Exhumation may be defined as the legally sanctioned excavation and recovery of the remains of lawfully buried or – occasionally – cremated individuals, as distinct from forensic excavations of clandestinely buried remains conducted as part of a criminal investigation and from unlawful disinterment of human remains, commonly referred to as bodysnatching. The aim of this article is to review the role of exhumation – so defined – in the activities of CEMEL, the Medico-Legal Centre of the Ribeirão Preto Medical School-University of São Paulo, in international, regional and local collaborations.
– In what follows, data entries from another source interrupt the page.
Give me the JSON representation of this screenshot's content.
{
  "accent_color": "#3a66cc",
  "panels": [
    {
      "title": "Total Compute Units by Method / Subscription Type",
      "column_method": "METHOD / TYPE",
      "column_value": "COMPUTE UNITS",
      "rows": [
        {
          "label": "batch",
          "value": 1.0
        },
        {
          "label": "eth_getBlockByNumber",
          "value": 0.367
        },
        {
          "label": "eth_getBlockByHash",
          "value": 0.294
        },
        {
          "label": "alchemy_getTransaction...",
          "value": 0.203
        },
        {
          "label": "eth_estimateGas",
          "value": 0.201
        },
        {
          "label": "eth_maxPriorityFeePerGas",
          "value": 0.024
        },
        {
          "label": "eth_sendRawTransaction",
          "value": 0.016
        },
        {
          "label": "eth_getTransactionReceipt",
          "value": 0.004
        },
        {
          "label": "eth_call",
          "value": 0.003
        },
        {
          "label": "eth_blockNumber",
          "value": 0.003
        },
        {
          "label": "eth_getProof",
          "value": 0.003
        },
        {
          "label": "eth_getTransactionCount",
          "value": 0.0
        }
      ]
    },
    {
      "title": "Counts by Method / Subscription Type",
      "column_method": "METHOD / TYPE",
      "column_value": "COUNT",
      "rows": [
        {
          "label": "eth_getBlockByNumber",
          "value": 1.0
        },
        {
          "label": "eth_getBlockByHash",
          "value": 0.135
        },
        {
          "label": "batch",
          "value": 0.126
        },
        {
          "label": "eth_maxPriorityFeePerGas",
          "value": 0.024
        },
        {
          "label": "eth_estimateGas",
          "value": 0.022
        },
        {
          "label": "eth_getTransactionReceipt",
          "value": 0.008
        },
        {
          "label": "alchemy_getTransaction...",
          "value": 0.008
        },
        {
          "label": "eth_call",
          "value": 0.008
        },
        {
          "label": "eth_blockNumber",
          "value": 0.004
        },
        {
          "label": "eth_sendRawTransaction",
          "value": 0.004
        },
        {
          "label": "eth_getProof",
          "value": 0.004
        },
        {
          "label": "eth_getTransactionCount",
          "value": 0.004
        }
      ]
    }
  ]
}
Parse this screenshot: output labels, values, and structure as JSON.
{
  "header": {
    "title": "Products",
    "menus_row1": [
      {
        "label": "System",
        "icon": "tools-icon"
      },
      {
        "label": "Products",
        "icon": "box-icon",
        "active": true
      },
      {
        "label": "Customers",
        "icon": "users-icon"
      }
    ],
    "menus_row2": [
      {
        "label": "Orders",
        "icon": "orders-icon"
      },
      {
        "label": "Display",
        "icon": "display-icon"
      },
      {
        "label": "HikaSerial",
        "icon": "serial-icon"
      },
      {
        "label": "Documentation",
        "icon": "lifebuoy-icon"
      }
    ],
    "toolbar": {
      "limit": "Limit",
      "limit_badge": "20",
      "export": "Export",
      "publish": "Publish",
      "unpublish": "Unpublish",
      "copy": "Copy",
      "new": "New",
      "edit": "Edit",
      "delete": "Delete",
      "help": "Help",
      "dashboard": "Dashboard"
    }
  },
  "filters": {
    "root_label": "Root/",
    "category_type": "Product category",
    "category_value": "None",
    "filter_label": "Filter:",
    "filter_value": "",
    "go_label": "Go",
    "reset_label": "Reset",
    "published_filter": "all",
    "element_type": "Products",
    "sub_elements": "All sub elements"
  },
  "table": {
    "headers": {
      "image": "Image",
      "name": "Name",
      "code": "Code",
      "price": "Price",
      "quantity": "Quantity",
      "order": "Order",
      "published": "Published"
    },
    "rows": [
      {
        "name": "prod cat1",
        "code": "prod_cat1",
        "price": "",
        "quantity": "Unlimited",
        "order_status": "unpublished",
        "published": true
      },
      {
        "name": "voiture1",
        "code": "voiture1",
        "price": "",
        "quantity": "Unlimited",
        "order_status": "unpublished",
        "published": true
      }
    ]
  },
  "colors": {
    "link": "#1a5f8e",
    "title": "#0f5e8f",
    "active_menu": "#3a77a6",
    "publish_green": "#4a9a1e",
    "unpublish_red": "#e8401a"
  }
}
Exhumations form part of routine forensic anthropology casework; scientific research in physical and forensic anthropology; and forensic casework conducted in collaboration with the Brazilian Federal Police; and are carried out as part of humanitarian investigations into deaths associated with the civil–military dictatorship of 1964 to 1985. This article aims to offer a non-technical summary – with reference to international comparative information – of the role of exhumation in investigative and scientific work and to discuss developments in their historical and political context.

Human Remains and Violence: An Interdisciplinary Journal
How Can Humanitarian Analysis, Early Warning and Response Be Improved?
Aditya Sarkar, Benjamin J. Spatz, Alex de Waal, Christopher Newton, and Daniel Maxwell

systems are monetised and coercive, often overtly violent. They also cross national boundaries. Political systems that exhibit this logic can be called political marketplaces and can be described using the PM framework (PMF) ( Spatz et al. , 2021 ; de Waal et al. , 2021 : 1; de Waal, 2015 ). Nearly all ongoing instances of famine and mass starvation are enmeshed in the dynamics of local, national and transnational PMs. This paper examines the connections between the PMF

Journal of Humanitarian Affairs
The Visual Politics and Narratives of Red Cross Museums in Europe and the United States, 1920s to 2010s
Sönke Kunkel

Introduction This essay discusses Red Cross museums as a medium of humanitarian communication. A long-neglected theme in public history and the historiography of humanitarianism, Red Cross museums today are vital agents in the movement’s work to communicate the values, missions, and historical achievements of Red Cross societies around the world. Local publics find those museums in the United States, the UK, or Germany – which has more than a

Journal of Humanitarian Affairs